One of my favorite things about music is its capacity to sharpen and enrich our perceptions. Perhaps it’s the sensation of time that becomes most heightened during music performance and listening—and to me, time certainly is a sensation more than an immutable facet of external reality, so much so that it might be considered more akin to our other five senses.
Our continuous, processional experience of reality seems to be what creates the sensation of time, because the sensation of time is only engaged by the perception of change. Just as flying overnight to Europe provides a sense of time far removed from playing basketball or taking the subway, one of the reasons I enjoy listening to music is to have an experience of time outside of my ordinary awareness and cultural norms. The string quartets of Henryk Gorecki, for example, unfold with a very different sense of pacing than those of Haydn.
In Gorecki’s music, long periods of stasis are suddenly, seemingly arbitrarily shattered by vigorous passages of sustained rhythmic activity which strike me as both folk-like and grotesquely mechanical. Perhaps this is in part an expression of time perceived very differently than how citizens of a Western democracy experience it: long hours waiting in queues punctuated by repetitive physical labor, with little sensed connection between the two. John Luther Adams’ Inuksuit is another work which invites us to experience time in a manner that is far removed from both traditional listening experiences and traditional Western attitudes toward time—as a vast occurrence that surrounds us and is literally greater than us, in which we cannot hope to grasp the detail and interaction of parts as we would with a Bach fugue, but in which we move through something both elusive and eternal.
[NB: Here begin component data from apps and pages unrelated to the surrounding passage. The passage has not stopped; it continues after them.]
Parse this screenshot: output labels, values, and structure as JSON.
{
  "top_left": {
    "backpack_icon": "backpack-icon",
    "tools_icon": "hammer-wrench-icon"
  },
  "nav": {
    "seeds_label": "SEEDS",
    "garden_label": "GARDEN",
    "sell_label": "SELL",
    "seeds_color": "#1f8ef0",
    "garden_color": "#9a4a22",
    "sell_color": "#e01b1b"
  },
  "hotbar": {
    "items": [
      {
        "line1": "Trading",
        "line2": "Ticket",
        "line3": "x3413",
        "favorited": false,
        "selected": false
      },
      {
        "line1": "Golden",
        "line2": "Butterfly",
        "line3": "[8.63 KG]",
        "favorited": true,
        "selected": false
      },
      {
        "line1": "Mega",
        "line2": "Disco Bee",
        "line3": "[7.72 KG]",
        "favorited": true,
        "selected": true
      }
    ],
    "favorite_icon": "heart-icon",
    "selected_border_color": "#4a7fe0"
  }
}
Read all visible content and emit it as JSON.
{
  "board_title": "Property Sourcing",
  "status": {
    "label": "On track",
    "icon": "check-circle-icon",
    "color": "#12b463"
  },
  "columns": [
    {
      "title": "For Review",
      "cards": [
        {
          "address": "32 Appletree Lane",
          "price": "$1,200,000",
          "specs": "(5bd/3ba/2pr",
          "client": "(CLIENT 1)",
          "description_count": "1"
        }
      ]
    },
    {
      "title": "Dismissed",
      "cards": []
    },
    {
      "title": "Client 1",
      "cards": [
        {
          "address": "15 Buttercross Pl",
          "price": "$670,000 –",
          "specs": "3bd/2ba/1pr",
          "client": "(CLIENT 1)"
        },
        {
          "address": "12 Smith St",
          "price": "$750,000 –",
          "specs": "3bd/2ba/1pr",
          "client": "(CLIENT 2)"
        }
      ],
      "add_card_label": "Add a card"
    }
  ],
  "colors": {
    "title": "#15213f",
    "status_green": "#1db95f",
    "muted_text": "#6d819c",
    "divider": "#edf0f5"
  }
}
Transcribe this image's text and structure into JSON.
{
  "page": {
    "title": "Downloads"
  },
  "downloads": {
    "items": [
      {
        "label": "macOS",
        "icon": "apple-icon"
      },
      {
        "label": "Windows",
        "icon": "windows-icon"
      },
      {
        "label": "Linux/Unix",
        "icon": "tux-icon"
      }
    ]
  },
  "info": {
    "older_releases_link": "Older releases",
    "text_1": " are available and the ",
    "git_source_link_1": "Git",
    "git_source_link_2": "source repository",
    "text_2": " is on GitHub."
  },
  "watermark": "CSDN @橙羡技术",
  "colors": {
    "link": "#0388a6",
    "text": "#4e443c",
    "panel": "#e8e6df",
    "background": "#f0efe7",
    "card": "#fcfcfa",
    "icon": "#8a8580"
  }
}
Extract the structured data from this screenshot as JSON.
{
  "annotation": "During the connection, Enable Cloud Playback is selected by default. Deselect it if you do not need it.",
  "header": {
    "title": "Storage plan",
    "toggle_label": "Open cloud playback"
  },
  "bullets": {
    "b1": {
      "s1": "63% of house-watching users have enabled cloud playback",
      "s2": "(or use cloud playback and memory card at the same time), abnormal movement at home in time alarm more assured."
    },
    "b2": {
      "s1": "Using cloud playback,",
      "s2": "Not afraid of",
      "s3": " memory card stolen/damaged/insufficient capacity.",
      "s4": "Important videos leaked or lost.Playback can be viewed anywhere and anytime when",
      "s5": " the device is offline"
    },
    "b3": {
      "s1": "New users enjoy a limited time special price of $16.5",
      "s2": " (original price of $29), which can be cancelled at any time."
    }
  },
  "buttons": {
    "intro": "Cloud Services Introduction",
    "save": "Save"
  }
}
In the Hopi language, there is no past or future tense, yet the Hopi have employed two additional tenses which do account for time, albeit differently than English speakers do. Loosely translated, these tenses are “that which is already manifest” (including all that is and has been accessible to the senses), and “that which is becoming manifest” (including that which we might describe as “subjective experience” as well as the future). I’ve often tried to get my head around an unfamiliar but fascinating way of experiencing the world, but no readings or philosophizing could carry me closer than my first time listening to Hopi music from the Smithsonian Folkways anthology. The ability of music to transport us from of our own cultural frame of reference into an encounter with the Other continues to amaze me, and it’s one of the main factors that motivates my constant search for unfamiliar sounds and traditions.